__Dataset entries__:
= Beginning of Section =

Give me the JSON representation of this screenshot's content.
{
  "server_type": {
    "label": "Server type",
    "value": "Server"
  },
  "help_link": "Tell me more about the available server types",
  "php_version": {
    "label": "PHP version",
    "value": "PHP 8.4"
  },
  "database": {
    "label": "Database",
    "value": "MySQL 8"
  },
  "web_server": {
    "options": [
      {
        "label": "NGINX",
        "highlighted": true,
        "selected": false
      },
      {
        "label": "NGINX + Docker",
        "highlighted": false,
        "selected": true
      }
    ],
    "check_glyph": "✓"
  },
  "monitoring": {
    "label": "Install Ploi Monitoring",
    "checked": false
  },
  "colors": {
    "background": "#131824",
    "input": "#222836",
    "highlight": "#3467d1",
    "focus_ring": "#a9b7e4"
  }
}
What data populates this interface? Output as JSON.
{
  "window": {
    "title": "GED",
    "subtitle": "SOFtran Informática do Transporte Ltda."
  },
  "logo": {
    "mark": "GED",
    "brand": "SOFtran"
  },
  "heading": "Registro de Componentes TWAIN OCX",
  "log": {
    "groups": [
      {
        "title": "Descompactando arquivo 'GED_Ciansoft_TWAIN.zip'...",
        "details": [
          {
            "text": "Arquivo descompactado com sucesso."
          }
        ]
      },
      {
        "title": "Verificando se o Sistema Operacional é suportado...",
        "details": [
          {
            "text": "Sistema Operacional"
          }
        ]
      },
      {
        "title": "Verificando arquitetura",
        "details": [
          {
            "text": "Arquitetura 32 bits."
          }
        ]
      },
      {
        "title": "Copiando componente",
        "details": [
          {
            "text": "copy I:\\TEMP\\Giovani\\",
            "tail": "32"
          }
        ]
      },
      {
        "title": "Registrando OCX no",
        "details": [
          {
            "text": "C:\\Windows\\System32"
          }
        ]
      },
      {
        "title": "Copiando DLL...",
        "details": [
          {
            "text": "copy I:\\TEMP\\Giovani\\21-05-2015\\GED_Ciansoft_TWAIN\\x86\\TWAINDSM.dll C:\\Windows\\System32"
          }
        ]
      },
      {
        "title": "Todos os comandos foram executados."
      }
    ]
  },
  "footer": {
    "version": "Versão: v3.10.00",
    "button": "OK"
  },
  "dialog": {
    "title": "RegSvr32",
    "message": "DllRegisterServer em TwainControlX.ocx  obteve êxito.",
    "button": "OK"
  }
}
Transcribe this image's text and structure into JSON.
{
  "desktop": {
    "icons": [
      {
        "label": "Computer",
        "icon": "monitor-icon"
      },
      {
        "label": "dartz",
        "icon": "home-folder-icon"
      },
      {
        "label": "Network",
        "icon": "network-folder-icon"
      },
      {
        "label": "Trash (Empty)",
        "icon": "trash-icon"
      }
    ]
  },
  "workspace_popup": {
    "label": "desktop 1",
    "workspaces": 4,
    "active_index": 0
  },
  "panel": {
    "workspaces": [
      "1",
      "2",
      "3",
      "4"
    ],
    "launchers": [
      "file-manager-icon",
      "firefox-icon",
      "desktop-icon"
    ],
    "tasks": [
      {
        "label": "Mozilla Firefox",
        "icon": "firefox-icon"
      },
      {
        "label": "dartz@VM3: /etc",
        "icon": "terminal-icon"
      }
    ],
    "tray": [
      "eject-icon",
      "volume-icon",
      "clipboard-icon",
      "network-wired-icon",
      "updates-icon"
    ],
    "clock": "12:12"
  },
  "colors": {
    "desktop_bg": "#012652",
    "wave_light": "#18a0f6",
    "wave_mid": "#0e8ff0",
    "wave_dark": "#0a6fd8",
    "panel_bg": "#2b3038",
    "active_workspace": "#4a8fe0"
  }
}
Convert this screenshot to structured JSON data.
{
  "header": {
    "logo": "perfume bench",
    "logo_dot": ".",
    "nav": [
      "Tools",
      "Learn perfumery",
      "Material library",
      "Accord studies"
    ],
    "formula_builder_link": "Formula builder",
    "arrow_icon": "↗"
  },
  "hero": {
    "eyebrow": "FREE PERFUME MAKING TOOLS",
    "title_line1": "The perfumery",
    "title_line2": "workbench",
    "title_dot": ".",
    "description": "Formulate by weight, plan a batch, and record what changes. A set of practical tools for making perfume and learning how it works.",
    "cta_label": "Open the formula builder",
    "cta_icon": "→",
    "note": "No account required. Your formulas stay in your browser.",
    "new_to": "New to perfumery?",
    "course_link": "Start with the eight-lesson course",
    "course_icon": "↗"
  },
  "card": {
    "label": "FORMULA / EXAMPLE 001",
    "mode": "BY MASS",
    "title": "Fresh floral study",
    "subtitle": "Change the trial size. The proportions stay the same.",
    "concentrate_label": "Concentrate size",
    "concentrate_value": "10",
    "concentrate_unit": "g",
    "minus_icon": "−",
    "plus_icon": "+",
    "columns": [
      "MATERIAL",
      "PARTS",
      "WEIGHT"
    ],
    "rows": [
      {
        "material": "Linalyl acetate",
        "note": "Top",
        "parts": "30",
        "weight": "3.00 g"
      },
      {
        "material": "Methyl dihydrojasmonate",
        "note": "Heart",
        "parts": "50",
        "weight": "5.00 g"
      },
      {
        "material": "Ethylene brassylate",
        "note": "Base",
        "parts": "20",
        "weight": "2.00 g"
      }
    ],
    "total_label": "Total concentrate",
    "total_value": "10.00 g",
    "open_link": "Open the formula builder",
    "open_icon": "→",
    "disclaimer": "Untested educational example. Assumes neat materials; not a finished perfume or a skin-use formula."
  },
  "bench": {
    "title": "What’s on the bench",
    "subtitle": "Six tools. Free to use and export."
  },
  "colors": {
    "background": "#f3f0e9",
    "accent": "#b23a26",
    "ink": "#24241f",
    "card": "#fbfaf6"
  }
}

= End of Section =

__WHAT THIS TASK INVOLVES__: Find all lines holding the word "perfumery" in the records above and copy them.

__ANSWER SPACE__:
      "Learn perfumery",
    "title_line1": "The perfumery",
    "new_to": "New to perfumery?",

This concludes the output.